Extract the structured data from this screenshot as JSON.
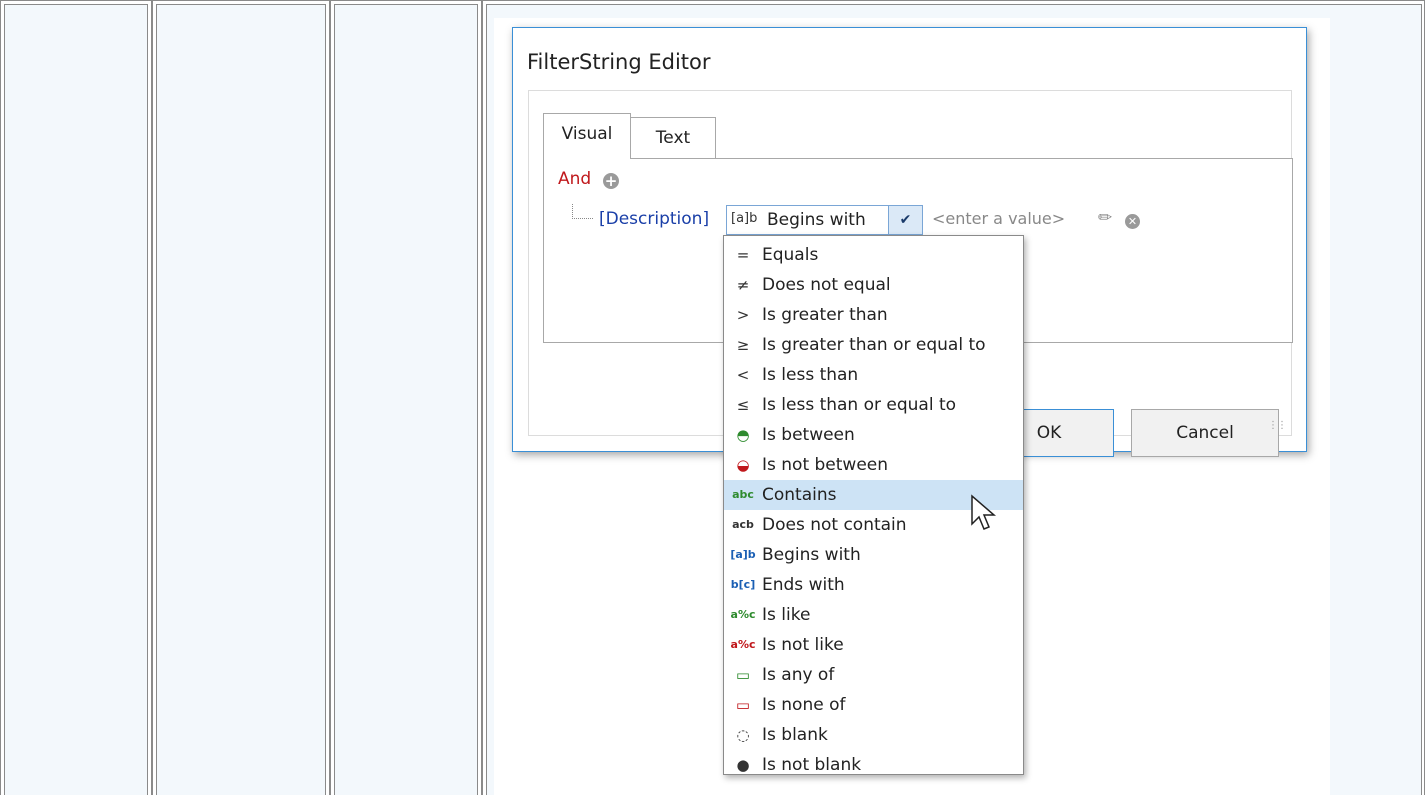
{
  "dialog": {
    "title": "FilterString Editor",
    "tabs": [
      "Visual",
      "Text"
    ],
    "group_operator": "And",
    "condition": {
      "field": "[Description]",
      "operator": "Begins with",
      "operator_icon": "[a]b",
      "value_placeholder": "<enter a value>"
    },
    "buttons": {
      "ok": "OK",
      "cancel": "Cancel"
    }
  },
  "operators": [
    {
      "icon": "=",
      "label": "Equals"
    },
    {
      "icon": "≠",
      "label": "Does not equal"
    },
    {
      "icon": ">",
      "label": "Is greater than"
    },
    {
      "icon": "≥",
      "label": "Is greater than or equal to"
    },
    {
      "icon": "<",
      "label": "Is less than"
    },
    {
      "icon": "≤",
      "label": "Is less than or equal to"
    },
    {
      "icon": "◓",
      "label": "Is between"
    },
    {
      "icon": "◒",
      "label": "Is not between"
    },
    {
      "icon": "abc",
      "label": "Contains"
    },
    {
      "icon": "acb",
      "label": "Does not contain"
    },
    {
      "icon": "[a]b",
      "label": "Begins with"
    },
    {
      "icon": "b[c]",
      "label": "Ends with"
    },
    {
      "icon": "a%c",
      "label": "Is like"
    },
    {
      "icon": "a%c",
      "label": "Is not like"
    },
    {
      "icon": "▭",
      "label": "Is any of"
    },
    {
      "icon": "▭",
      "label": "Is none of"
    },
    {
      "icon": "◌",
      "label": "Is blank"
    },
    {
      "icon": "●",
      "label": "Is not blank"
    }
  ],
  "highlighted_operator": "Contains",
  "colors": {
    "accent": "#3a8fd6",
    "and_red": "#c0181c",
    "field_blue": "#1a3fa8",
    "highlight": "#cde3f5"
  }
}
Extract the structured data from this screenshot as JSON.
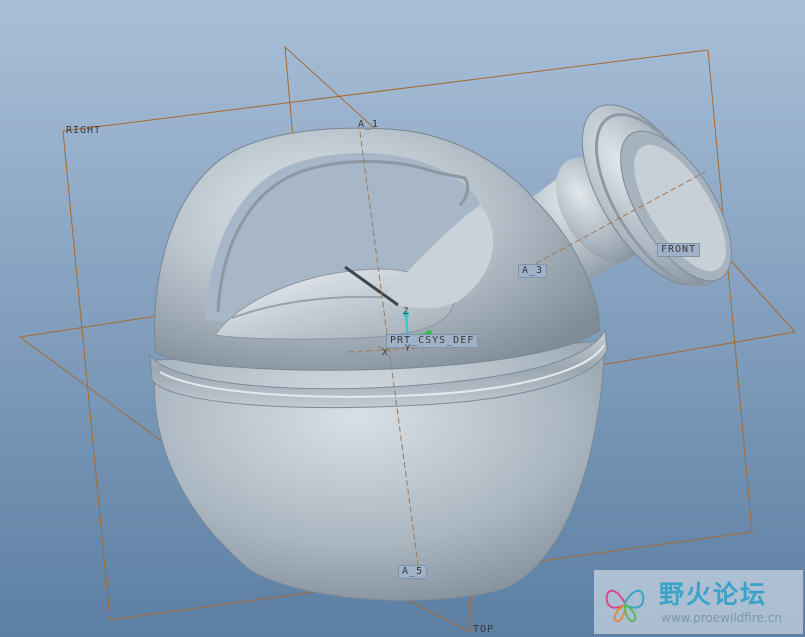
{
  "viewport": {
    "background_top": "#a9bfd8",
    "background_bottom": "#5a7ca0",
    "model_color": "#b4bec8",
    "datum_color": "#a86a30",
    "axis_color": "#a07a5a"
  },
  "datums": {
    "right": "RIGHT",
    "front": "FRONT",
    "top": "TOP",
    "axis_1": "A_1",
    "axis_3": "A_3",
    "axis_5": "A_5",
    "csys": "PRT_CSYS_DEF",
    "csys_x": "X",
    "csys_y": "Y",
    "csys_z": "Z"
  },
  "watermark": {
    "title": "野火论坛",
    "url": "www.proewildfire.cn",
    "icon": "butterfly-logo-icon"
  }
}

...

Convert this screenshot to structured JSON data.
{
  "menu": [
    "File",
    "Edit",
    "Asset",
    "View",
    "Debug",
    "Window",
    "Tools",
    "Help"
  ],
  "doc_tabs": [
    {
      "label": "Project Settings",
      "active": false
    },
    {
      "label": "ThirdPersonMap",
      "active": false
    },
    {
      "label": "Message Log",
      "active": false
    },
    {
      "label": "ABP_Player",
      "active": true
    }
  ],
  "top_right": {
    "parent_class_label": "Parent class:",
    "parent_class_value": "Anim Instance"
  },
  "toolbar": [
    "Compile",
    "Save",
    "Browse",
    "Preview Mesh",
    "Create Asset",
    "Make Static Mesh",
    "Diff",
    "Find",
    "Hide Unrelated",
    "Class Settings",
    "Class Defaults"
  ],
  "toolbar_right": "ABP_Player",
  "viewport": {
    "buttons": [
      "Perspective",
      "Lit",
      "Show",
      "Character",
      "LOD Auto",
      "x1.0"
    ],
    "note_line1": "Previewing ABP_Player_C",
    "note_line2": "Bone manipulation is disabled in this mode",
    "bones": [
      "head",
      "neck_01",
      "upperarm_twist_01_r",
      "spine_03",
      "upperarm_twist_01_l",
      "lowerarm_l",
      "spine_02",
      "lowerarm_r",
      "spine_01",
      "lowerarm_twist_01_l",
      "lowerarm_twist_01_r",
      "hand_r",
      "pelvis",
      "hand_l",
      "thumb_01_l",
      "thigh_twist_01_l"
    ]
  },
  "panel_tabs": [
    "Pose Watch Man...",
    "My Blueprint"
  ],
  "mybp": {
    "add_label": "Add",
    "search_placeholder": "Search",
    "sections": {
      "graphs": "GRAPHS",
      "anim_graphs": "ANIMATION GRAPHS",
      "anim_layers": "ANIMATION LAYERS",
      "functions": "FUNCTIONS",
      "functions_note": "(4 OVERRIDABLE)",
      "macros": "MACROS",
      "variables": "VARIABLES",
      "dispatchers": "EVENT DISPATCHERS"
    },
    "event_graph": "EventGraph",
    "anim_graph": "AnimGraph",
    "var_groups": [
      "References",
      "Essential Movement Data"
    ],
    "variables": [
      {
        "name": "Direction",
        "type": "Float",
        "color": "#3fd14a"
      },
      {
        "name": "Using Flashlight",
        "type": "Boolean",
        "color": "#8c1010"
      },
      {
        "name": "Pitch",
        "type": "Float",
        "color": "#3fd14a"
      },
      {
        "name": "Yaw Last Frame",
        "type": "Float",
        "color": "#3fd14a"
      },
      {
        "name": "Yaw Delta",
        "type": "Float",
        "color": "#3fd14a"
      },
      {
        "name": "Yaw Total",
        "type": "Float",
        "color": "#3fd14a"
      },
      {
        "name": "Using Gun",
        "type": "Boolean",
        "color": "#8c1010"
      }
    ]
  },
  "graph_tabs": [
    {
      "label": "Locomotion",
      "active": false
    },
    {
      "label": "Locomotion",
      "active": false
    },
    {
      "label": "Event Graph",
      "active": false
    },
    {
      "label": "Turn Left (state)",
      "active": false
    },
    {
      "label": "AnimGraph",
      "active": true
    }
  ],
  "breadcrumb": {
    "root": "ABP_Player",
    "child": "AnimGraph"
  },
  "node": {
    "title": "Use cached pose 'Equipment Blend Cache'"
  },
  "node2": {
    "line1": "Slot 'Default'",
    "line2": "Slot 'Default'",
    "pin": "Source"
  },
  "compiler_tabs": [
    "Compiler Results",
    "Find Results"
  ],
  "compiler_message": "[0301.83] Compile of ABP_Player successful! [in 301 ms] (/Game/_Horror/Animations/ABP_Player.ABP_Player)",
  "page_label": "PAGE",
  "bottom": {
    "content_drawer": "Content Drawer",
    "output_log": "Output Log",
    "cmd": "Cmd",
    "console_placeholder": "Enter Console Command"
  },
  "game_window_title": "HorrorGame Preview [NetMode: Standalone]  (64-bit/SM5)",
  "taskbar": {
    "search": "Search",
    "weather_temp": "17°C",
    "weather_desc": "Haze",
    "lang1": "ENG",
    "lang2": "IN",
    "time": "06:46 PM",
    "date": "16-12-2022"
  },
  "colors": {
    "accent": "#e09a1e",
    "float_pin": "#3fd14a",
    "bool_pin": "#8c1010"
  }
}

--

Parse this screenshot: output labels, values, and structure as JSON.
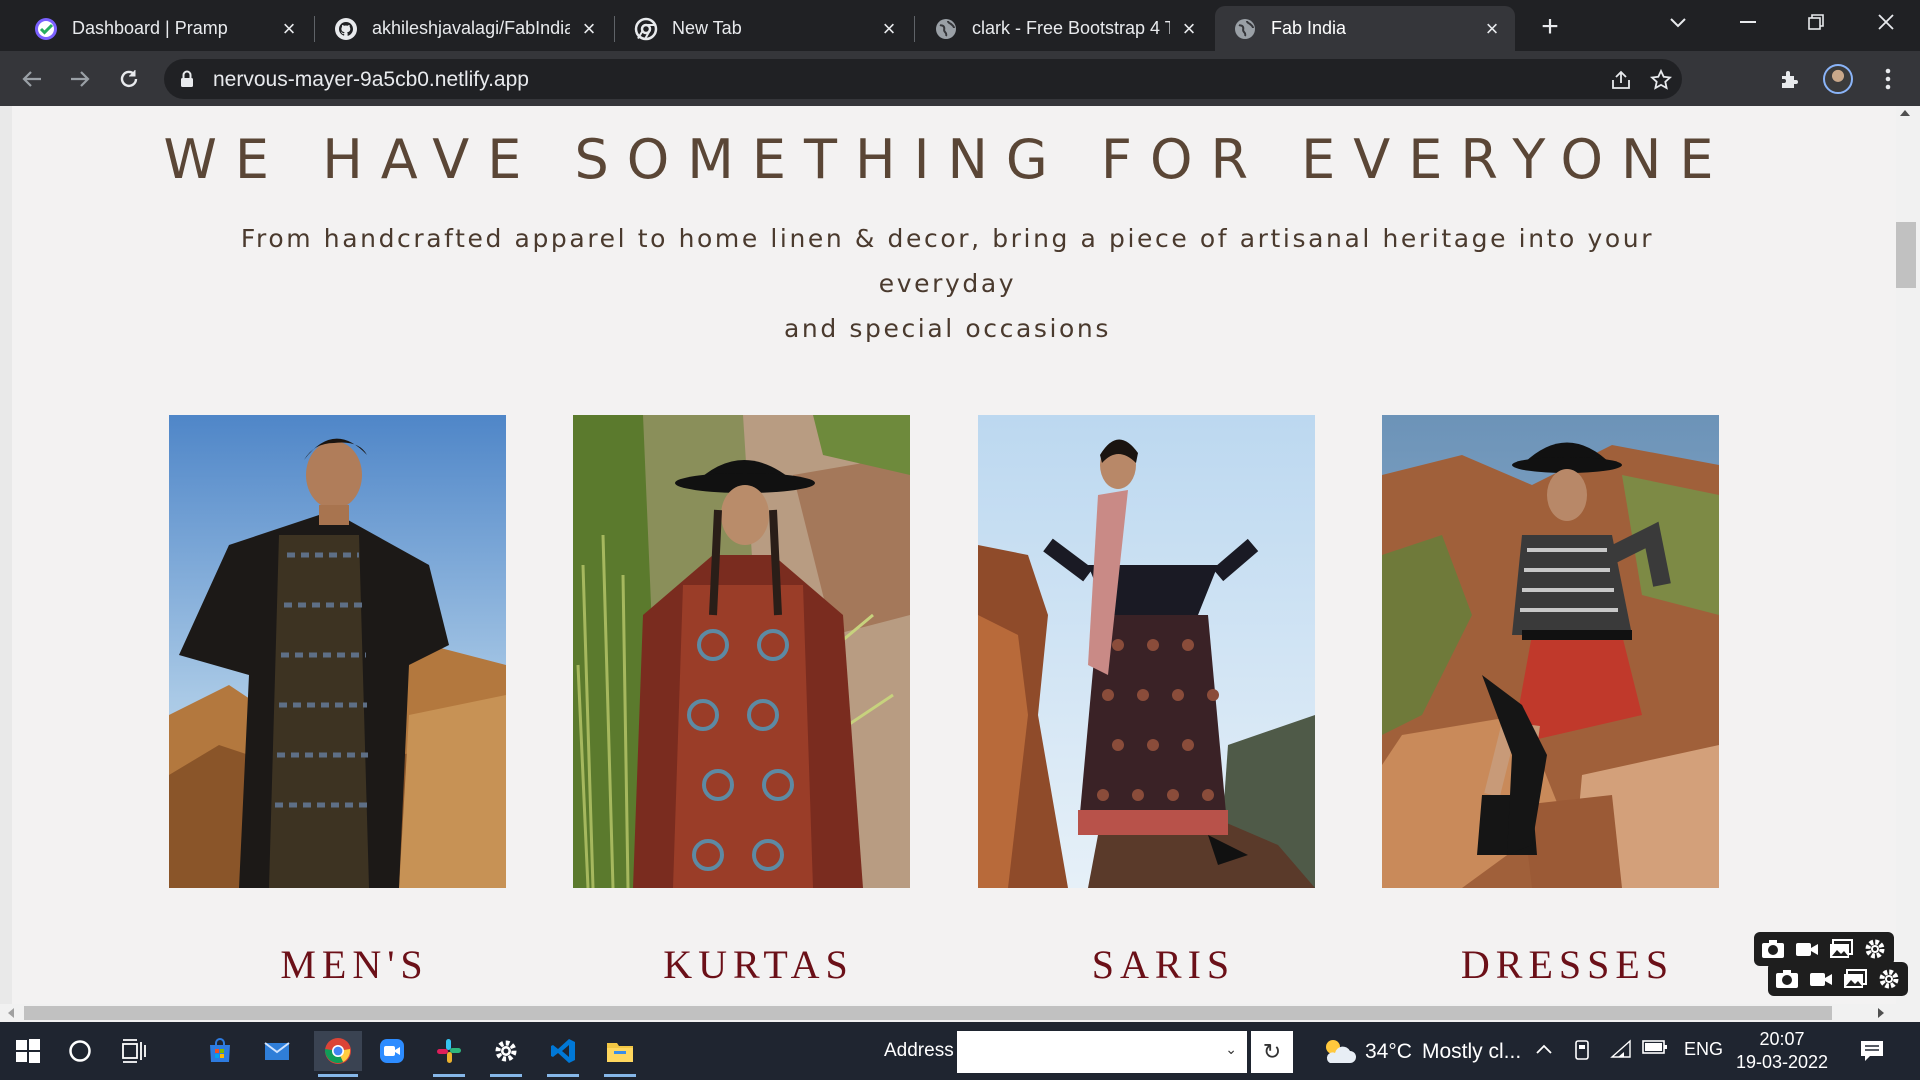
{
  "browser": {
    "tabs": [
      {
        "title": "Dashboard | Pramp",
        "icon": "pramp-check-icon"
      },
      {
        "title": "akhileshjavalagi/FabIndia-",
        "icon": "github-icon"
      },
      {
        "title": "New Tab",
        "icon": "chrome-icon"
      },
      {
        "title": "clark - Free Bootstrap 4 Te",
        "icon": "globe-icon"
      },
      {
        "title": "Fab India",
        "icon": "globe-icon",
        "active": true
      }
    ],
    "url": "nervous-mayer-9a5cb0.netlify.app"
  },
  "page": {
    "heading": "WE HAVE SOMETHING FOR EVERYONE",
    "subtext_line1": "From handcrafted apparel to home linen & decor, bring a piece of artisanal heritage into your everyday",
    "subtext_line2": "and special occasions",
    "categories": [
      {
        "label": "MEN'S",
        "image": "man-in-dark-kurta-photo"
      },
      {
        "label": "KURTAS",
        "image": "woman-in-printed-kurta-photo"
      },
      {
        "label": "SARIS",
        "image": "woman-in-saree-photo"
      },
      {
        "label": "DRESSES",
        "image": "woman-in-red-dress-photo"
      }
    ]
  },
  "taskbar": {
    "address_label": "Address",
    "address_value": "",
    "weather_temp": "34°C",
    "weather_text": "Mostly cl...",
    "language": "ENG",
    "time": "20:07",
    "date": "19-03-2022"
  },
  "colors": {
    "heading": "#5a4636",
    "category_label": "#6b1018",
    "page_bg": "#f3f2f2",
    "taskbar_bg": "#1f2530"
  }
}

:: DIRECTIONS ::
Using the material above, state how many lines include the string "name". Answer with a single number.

:: YOUR SOLUTION ::
7